A man travels in a boat to fish in a pond in the outskirts of the capital Antananarivo, in this October 30, 2013 file photo. Reuters/Thomas Mukoya

Scientists have unearthed ancient charred remains of mung beans and rice from Madagascar. This is the first archaeological evidence that ancestors of people from Malagasy, an East-African island, had South-East Asian origins. The findings of the study add to the linguistic and genetic evidence that Austronesians made a dangerous journey across the Indian Ocean to colonise Madagasy around 1,100 to 1,300 years ago.

The study has been published in the journal Proceedings of the National Academy of Science (PNAS). Genetic studies have also revealed that Southeast Asian ancestry co-mingled with African ancestry. However, archaeological evidence such as pottery, which link these early populations with South-east Asia, has been sparse.

Lead author Alison Crowther, a post-doctoral researcher in archaeology at the University of Queensland, said that this is the reason scientists look at plant remains as foods are extremely important people migrating from one land to the other stacked themselves with these foods for the voyage. The heritage of Madagascar’s human occupants has puzzled scientists for long. This study sheds new light on the matter.

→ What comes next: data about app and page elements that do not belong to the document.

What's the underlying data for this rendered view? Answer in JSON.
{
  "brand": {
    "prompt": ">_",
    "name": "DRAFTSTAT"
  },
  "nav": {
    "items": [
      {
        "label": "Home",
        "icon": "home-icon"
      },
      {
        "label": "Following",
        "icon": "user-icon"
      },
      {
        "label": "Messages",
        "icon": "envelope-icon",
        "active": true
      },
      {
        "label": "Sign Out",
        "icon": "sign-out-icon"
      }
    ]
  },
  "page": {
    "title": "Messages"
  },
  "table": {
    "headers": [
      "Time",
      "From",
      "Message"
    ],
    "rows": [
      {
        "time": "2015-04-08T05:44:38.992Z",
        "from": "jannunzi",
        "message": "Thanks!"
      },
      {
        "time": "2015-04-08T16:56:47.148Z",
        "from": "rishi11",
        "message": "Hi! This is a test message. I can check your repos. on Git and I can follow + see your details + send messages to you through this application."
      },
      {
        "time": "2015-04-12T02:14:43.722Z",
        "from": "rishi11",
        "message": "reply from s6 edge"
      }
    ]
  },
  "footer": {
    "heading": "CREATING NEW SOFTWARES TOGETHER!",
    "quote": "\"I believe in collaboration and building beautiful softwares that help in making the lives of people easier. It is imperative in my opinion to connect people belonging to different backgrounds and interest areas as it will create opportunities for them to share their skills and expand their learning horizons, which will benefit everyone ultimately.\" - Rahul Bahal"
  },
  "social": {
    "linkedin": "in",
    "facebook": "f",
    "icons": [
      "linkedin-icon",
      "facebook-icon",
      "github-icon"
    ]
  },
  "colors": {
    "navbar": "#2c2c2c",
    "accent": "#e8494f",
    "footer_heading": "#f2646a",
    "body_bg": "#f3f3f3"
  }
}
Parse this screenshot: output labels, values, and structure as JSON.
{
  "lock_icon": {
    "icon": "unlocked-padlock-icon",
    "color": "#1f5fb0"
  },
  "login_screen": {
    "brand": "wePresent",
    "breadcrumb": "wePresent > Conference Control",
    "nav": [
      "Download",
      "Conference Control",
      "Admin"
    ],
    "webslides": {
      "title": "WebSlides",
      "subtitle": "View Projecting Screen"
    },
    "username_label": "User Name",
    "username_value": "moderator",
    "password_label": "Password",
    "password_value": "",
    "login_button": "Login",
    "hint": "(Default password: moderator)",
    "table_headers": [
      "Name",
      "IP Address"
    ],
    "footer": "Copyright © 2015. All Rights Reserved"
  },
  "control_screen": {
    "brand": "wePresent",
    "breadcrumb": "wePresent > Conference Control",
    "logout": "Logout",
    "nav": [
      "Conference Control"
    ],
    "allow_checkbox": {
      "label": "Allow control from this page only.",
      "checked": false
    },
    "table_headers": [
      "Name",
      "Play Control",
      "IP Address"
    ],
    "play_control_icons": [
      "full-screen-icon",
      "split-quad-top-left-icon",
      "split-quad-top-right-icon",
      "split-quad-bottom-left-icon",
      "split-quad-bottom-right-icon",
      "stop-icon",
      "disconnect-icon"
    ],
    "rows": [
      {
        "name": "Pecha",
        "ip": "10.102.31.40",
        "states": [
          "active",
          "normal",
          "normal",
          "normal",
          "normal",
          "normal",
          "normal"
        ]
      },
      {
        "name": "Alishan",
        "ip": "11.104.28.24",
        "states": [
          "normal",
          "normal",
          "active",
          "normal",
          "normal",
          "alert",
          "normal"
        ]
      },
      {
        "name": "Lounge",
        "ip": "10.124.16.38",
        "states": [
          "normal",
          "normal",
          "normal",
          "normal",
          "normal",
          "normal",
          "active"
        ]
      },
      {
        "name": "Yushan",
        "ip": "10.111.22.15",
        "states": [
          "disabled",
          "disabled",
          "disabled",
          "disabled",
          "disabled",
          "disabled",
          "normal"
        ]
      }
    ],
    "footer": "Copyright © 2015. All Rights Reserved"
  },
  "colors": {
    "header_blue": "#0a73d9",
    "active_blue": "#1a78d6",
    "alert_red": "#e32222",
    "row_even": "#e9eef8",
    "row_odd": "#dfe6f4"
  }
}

“Linguists have recognised for a long time that the languages that were spoken by the people of Madagascar were not African in origin — which is what we might expect given the proximity of Madagascar to Africa — but actually come from South-East Asia,” Cowther told the ABC.

Madagascar’s 18 ancient settlements were excavated by the team of researchers on the East African coast in Tanzania and Kenya. Offshore islands such as Comoros, Zanzibar and Pemba were also excavated. An ancient 10th century trading port in north-west Madagascar, Mahilaka, gave important clues as to the origins of the Malagasy as scientists uncovered the ancient mung beans and rice. These Asian food crops did not arrive on the African mainland until 11th century.

One thing baffled the researchers, though. They found rice and mung beans on an 8th-10th century site on the nearby Comoros Islands. This was unexpected as Comoros people speak African languages. Crowther is also trying to find an answer how the South-East Asian people came all the way to Madagascar across the Indian Ocean. He is almost certain that they made the journey by water and not land.

“Amongst the material culture that they appear to have brought with them is the outrigger canoe, and the outrigger canoe is today found in Madagascar, in the Comoros and in eastern Africa. The outrigger canoe was a South-East Asian technology and yet it's not found anywhere else in the intervening regions of the Indian Ocean, so it really does suggest that they came through a direct maritime crossing,” Crowther added.